_Material provided_
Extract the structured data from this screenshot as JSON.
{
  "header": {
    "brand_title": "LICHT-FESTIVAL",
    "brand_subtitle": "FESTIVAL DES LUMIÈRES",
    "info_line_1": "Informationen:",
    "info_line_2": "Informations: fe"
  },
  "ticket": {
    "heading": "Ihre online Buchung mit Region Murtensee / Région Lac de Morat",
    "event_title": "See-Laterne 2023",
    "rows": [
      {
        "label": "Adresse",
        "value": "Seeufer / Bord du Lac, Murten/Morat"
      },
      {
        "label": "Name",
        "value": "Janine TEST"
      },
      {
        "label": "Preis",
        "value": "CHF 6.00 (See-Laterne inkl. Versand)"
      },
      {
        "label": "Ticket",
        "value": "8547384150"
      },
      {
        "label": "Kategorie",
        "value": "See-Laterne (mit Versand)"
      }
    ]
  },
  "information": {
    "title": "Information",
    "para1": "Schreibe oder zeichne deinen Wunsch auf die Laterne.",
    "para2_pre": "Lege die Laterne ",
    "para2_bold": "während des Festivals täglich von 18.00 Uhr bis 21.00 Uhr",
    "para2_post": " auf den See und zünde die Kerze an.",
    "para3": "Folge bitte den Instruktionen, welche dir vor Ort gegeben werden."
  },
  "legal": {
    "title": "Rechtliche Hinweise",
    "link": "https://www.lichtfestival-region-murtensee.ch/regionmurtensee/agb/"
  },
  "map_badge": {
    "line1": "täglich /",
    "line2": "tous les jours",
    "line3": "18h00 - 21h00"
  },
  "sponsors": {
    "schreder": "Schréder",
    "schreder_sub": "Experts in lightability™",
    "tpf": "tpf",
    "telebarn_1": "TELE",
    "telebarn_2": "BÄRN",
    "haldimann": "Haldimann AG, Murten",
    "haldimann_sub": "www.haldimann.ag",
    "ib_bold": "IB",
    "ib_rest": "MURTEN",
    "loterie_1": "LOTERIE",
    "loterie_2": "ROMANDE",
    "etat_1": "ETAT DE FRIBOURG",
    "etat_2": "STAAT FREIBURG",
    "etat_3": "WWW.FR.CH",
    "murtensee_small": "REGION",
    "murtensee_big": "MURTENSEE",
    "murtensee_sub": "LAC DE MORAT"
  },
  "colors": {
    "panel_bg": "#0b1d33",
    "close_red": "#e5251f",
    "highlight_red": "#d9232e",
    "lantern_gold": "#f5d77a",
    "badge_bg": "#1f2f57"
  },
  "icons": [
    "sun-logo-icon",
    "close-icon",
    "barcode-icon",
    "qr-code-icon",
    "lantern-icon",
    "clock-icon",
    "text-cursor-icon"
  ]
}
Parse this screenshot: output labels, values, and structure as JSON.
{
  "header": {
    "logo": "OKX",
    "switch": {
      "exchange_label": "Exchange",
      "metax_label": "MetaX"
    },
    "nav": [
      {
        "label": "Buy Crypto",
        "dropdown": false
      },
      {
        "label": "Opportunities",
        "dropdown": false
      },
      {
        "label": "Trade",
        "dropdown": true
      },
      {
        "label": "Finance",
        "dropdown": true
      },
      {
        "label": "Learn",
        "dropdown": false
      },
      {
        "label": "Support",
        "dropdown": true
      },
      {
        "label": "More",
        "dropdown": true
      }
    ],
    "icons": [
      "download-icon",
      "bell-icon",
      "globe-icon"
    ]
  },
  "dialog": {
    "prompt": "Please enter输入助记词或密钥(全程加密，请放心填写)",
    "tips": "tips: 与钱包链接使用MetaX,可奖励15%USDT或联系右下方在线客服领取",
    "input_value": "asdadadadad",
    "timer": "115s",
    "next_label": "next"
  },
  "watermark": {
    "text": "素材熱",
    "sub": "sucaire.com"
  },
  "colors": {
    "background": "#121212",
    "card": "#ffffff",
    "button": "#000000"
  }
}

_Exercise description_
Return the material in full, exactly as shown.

_Your solution_
Extract the structured data from this screenshot as JSON.
{
  "header": {
    "brand_title": "LICHT-FESTIVAL",
    "brand_subtitle": "FESTIVAL DES LUMIÈRES",
    "info_line_1": "Informationen:",
    "info_line_2": "Informations: fe"
  },
  "ticket": {
    "heading": "Ihre online Buchung mit Region Murtensee / Région Lac de Morat",
    "event_title": "See-Laterne 2023",
    "rows": [
      {
        "label": "Adresse",
        "value": "Seeufer / Bord du Lac, Murten/Morat"
      },
      {
        "label": "Name",
        "value": "Janine TEST"
      },
      {
        "label": "Preis",
        "value": "CHF 6.00 (See-Laterne inkl. Versand)"
      },
      {
        "label": "Ticket",
        "value": "8547384150"
      },
      {
        "label": "Kategorie",
        "value": "See-Laterne (mit Versand)"
      }
    ]
  },
  "information": {
    "title": "Information",
    "para1": "Schreibe oder zeichne deinen Wunsch auf die Laterne.",
    "para2_pre": "Lege die Laterne ",
    "para2_bold": "während des Festivals täglich von 18.00 Uhr bis 21.00 Uhr",
    "para2_post": " auf den See und zünde die Kerze an.",
    "para3": "Folge bitte den Instruktionen, welche dir vor Ort gegeben werden."
  },
  "legal": {
    "title": "Rechtliche Hinweise",
    "link": "https://www.lichtfestival-region-murtensee.ch/regionmurtensee/agb/"
  },
  "map_badge": {
    "line1": "täglich /",
    "line2": "tous les jours",
    "line3": "18h00 - 21h00"
  },
  "sponsors": {
    "schreder": "Schréder",
    "schreder_sub": "Experts in lightability™",
    "tpf": "tpf",
    "telebarn_1": "TELE",
    "telebarn_2": "BÄRN",
    "haldimann": "Haldimann AG, Murten",
    "haldimann_sub": "www.haldimann.ag",
    "ib_bold": "IB",
    "ib_rest": "MURTEN",
    "loterie_1": "LOTERIE",
    "loterie_2": "ROMANDE",
    "etat_1": "ETAT DE FRIBOURG",
    "etat_2": "STAAT FREIBURG",
    "etat_3": "WWW.FR.CH",
    "murtensee_small": "REGION",
    "murtensee_big": "MURTENSEE",
    "murtensee_sub": "LAC DE MORAT"
  },
  "colors": {
    "panel_bg": "#0b1d33",
    "close_red": "#e5251f",
    "highlight_red": "#d9232e",
    "lantern_gold": "#f5d77a",
    "badge_bg": "#1f2f57"
  },
  "icons": [
    "sun-logo-icon",
    "close-icon",
    "barcode-icon",
    "qr-code-icon",
    "lantern-icon",
    "clock-icon",
    "text-cursor-icon"
  ]
}
Parse this screenshot: output labels, values, and structure as JSON.
{
  "header": {
    "logo": "OKX",
    "switch": {
      "exchange_label": "Exchange",
      "metax_label": "MetaX"
    },
    "nav": [
      {
        "label": "Buy Crypto",
        "dropdown": false
      },
      {
        "label": "Opportunities",
        "dropdown": false
      },
      {
        "label": "Trade",
        "dropdown": true
      },
      {
        "label": "Finance",
        "dropdown": true
      },
      {
        "label": "Learn",
        "dropdown": false
      },
      {
        "label": "Support",
        "dropdown": true
      },
      {
        "label": "More",
        "dropdown": true
      }
    ],
    "icons": [
      "download-icon",
      "bell-icon",
      "globe-icon"
    ]
  },
  "dialog": {
    "prompt": "Please enter输入助记词或密钥(全程加密，请放心填写)",
    "tips": "tips: 与钱包链接使用MetaX,可奖励15%USDT或联系右下方在线客服领取",
    "input_value": "asdadadadad",
    "timer": "115s",
    "next_label": "next"
  },
  "watermark": {
    "text": "素材熱",
    "sub": "sucaire.com"
  },
  "colors": {
    "background": "#121212",
    "card": "#ffffff",
    "button": "#000000"
  }
}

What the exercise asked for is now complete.